Content starts

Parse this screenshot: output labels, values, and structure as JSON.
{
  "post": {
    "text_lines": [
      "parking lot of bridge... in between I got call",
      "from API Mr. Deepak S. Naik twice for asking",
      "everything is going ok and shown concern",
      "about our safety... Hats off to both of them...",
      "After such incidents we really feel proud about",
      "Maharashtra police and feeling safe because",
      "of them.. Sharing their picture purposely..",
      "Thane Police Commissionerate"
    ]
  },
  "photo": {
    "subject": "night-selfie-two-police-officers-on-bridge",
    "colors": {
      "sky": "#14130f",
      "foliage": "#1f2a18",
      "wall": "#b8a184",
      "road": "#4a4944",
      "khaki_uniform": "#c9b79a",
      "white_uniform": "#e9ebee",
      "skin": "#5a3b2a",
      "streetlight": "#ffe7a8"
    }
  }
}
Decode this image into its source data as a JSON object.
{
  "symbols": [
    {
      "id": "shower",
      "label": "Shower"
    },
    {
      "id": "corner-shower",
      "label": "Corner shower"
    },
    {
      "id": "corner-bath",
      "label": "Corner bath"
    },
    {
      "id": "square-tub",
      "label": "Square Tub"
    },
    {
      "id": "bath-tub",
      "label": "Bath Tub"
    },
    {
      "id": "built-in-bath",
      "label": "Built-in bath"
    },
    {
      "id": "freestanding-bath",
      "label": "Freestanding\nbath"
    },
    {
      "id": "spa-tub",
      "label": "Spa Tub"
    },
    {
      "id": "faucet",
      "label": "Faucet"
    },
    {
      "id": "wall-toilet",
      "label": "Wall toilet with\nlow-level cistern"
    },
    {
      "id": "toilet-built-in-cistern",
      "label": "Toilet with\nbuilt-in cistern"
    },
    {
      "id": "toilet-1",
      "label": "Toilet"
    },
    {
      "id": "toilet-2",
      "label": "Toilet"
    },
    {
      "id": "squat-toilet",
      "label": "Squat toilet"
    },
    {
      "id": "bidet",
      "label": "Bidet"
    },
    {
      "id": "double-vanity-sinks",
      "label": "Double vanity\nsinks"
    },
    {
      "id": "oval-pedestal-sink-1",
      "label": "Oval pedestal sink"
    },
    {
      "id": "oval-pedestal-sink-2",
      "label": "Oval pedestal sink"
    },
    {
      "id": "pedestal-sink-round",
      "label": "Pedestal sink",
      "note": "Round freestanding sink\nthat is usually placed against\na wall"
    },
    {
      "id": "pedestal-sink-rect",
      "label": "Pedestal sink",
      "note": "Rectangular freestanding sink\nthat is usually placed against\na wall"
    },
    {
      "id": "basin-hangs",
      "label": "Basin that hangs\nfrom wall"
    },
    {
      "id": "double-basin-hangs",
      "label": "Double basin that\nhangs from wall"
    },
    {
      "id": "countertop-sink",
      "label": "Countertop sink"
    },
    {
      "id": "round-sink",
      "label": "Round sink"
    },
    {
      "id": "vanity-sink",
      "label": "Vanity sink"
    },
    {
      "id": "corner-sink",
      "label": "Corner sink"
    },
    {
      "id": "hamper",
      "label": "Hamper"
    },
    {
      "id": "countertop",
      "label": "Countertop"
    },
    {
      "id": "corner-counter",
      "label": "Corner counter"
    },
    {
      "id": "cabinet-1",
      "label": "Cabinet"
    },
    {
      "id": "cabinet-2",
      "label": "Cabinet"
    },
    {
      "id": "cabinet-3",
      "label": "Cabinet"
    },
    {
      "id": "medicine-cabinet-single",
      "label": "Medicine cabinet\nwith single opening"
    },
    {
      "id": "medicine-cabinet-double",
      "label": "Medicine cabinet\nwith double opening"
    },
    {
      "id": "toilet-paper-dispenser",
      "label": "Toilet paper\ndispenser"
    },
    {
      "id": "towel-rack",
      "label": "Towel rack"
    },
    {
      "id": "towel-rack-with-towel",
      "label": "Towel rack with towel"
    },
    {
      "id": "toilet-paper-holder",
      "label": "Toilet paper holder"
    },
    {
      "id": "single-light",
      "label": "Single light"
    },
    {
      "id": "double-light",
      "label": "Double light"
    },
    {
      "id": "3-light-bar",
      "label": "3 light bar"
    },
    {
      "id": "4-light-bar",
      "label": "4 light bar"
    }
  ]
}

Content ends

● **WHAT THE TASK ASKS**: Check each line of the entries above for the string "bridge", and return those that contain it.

● **OUTPUT**:
      "parking lot of bridge... in between I got call",
    "subject": "night-selfie-two-police-officers-on-bridge",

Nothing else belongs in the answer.